Required action
Report only the number of lines in the following entries where the word "giác" occurs.

[Records from a dataset]

****

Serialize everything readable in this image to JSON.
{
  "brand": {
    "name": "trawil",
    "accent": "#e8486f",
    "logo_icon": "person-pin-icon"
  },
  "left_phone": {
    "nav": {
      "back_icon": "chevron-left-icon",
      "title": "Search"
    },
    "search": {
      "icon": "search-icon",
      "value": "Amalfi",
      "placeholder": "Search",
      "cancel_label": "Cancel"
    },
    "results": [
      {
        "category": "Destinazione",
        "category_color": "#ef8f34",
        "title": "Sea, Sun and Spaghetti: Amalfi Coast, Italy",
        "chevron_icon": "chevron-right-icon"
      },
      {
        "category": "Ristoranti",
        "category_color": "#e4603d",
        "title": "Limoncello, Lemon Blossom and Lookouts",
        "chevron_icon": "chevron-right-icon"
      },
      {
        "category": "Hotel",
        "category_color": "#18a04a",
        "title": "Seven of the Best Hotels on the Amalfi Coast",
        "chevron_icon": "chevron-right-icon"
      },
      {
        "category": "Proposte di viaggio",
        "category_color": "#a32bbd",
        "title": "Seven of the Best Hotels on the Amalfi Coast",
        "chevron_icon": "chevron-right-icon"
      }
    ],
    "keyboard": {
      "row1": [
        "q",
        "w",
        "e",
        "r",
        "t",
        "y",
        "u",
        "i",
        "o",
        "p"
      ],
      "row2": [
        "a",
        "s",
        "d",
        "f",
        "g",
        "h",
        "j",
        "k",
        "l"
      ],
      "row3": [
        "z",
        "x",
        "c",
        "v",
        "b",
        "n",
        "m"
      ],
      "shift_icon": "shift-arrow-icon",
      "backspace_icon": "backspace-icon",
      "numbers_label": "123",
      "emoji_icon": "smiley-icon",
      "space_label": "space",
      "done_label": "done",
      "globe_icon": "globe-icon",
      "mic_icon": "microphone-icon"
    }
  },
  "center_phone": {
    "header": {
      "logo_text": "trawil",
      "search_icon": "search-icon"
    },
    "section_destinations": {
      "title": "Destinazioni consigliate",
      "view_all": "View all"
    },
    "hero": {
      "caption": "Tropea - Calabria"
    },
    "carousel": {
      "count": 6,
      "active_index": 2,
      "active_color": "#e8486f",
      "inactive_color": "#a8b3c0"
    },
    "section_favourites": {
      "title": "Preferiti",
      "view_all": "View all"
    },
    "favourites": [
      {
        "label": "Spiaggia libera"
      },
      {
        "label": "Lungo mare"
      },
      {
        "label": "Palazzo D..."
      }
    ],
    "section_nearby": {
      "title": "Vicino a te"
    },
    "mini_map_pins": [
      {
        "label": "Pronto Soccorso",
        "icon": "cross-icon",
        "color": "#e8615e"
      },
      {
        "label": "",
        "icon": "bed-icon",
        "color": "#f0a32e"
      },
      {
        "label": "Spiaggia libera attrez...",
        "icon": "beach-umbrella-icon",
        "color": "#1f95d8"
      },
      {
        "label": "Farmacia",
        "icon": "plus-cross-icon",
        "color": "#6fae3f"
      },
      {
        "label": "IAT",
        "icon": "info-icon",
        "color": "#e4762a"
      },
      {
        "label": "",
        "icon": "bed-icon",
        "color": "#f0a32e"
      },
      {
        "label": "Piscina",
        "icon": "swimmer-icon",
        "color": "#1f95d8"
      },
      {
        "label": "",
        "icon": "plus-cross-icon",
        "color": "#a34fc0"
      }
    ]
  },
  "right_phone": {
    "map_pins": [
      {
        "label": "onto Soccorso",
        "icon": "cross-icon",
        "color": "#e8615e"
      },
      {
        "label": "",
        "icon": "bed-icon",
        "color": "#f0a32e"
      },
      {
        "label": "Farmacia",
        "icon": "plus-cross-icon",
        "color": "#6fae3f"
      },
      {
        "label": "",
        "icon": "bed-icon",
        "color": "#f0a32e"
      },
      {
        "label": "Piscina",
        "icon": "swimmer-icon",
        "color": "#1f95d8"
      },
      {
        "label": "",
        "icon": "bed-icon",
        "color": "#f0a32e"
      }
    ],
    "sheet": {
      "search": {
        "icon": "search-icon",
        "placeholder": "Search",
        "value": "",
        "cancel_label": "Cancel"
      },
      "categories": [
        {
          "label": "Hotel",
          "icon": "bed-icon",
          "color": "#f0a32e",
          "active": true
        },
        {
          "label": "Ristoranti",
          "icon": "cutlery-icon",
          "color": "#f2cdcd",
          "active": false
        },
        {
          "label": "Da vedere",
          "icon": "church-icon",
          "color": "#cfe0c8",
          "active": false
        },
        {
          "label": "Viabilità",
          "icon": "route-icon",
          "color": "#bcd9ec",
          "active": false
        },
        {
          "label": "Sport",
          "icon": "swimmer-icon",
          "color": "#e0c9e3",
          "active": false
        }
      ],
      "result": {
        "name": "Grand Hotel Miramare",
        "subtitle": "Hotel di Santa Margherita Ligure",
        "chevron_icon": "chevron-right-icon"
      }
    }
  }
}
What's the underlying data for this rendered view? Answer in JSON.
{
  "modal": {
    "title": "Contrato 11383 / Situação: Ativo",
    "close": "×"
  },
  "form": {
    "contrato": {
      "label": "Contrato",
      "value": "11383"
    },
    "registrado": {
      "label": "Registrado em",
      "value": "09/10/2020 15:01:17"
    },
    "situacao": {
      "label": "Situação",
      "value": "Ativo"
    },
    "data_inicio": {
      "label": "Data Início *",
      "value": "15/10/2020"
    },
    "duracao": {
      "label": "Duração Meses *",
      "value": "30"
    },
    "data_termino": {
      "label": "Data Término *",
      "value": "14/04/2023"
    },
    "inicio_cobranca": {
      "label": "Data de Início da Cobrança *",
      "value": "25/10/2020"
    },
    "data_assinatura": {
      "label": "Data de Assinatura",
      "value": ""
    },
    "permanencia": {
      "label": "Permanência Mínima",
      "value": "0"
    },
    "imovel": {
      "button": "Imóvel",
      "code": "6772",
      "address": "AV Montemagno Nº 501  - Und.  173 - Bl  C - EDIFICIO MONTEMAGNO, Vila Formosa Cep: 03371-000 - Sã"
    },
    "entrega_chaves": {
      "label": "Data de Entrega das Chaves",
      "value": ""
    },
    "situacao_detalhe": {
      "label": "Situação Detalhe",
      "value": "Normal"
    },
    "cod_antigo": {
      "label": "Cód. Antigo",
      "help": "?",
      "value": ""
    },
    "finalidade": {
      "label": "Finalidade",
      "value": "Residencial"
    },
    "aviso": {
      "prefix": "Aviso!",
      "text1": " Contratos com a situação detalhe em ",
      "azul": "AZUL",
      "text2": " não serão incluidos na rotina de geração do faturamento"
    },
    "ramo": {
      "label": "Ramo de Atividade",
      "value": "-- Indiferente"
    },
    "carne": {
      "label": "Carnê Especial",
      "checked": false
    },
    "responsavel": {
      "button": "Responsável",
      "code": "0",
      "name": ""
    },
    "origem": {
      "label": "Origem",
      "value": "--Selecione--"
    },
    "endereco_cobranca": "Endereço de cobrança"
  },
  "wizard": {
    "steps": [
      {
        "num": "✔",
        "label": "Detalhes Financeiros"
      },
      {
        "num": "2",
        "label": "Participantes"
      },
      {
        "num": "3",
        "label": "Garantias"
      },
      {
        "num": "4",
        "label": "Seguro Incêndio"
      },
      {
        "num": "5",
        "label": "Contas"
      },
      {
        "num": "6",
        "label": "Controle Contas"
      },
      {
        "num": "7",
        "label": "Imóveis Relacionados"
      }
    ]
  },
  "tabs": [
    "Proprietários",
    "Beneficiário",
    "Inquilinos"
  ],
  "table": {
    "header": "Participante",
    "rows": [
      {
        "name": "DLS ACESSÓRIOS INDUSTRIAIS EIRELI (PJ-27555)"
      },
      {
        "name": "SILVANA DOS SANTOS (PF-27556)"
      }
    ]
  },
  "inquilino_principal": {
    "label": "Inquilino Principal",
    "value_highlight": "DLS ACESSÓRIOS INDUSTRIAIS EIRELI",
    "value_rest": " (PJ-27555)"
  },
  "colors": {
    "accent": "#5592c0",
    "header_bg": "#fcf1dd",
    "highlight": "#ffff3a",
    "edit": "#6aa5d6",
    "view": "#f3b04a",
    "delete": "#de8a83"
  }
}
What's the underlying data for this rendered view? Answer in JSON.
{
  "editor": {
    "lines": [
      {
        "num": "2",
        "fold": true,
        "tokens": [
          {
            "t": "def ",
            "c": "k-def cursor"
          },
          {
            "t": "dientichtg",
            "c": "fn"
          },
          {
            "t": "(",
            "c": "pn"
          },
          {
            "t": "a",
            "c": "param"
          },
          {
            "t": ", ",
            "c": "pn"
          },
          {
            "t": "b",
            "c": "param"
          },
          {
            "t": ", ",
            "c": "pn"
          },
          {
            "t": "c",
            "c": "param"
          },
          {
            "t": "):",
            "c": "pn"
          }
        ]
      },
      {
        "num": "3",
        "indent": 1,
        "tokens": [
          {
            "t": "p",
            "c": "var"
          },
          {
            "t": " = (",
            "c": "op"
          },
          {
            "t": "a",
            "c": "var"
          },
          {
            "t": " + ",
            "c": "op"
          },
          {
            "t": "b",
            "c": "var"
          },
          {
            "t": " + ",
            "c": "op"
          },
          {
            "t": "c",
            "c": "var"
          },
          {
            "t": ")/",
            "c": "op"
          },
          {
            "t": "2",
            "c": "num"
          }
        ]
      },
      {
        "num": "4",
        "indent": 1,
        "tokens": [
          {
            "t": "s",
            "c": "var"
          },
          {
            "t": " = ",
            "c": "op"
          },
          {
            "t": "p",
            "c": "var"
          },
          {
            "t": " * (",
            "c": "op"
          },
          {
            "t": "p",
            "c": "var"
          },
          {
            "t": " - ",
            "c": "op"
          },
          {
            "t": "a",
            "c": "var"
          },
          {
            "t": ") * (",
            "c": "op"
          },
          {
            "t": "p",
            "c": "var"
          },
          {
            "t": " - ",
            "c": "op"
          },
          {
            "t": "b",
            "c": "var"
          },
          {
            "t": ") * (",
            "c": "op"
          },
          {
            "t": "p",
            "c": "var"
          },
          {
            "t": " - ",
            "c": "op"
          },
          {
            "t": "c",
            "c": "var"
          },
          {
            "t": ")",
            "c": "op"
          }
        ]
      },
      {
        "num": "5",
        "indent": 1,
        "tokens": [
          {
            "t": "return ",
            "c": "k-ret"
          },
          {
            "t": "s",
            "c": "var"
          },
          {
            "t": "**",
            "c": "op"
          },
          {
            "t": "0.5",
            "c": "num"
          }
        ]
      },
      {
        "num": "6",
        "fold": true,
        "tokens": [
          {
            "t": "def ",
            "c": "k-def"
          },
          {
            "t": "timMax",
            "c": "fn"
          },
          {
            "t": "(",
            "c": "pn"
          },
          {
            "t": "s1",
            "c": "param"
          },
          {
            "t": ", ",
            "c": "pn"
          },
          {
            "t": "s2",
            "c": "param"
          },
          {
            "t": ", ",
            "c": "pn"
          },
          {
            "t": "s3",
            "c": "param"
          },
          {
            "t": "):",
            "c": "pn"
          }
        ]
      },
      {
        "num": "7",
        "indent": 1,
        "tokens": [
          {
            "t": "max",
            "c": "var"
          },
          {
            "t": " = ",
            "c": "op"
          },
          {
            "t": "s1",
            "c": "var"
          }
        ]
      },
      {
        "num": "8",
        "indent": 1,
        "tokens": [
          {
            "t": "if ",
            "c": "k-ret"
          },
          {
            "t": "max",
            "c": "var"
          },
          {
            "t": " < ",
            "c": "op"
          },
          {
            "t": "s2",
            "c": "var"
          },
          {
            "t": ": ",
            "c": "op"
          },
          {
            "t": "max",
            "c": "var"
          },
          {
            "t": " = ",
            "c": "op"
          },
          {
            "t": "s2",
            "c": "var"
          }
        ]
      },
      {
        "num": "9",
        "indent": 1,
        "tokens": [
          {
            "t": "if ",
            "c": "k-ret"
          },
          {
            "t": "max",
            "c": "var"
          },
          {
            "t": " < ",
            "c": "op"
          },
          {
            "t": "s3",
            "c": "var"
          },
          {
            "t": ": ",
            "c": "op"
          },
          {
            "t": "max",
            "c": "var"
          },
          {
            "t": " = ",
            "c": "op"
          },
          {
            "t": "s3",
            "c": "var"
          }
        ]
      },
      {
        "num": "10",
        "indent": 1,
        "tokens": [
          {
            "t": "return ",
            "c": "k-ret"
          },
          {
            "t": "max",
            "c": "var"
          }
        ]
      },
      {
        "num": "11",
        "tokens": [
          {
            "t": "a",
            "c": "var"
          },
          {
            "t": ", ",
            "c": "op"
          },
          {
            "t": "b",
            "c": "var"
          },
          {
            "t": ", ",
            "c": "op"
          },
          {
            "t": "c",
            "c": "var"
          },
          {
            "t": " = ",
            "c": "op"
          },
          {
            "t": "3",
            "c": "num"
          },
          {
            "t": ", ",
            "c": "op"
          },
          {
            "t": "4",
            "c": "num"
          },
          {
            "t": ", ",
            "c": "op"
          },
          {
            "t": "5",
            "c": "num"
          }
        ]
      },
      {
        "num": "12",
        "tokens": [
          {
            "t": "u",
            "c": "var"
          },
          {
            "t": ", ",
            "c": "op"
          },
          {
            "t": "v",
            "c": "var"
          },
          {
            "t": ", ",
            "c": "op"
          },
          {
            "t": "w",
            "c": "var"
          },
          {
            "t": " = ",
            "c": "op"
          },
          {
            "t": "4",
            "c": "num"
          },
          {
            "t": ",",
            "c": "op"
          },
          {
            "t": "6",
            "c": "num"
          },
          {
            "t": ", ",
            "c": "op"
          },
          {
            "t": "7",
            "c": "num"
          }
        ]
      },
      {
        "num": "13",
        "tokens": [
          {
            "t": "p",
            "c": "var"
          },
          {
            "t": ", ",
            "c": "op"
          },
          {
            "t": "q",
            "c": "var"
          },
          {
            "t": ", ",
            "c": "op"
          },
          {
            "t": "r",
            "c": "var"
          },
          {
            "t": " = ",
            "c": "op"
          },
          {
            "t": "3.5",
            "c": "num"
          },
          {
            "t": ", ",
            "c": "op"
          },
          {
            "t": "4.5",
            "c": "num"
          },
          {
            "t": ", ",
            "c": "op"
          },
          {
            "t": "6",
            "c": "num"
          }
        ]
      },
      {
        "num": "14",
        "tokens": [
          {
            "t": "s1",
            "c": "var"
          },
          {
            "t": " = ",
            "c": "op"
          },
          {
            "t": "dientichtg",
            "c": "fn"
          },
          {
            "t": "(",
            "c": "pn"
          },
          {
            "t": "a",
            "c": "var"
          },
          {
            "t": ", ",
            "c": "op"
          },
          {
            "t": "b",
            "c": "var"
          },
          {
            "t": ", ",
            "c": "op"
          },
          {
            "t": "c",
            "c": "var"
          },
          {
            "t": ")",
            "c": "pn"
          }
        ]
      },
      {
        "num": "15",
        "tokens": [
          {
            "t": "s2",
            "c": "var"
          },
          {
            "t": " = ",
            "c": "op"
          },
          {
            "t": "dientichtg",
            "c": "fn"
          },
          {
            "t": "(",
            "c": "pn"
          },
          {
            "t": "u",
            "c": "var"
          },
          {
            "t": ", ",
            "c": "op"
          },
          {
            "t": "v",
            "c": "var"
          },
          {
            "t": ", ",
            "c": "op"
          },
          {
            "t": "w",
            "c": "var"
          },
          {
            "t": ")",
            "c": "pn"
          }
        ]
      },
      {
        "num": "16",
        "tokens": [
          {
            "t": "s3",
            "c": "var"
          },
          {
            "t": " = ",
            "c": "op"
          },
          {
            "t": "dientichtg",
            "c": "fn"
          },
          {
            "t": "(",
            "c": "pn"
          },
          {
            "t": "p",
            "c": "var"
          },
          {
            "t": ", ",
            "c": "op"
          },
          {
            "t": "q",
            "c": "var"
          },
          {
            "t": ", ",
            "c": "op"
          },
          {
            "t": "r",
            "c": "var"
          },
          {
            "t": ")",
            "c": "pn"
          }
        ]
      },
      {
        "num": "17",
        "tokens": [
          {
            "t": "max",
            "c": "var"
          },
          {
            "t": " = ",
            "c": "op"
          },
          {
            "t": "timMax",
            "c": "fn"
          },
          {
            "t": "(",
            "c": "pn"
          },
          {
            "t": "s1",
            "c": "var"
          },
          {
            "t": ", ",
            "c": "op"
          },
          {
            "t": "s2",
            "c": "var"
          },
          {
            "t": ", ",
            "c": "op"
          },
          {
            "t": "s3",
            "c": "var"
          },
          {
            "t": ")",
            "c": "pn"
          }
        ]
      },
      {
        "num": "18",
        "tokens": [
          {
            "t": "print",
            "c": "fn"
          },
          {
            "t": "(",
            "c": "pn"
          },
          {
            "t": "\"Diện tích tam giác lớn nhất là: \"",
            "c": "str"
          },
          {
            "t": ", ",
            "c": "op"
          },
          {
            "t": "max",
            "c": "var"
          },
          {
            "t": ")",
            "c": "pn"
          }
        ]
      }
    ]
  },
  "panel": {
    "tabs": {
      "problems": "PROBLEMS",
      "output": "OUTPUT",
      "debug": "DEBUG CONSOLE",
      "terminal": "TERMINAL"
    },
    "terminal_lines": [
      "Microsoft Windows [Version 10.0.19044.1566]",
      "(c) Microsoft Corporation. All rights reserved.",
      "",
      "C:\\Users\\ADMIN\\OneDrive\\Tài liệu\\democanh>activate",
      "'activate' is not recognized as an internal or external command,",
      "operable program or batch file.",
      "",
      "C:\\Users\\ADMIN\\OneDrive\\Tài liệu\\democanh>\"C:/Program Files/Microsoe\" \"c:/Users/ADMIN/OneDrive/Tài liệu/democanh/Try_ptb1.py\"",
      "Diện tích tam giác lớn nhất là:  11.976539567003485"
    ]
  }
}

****

Output of the task
2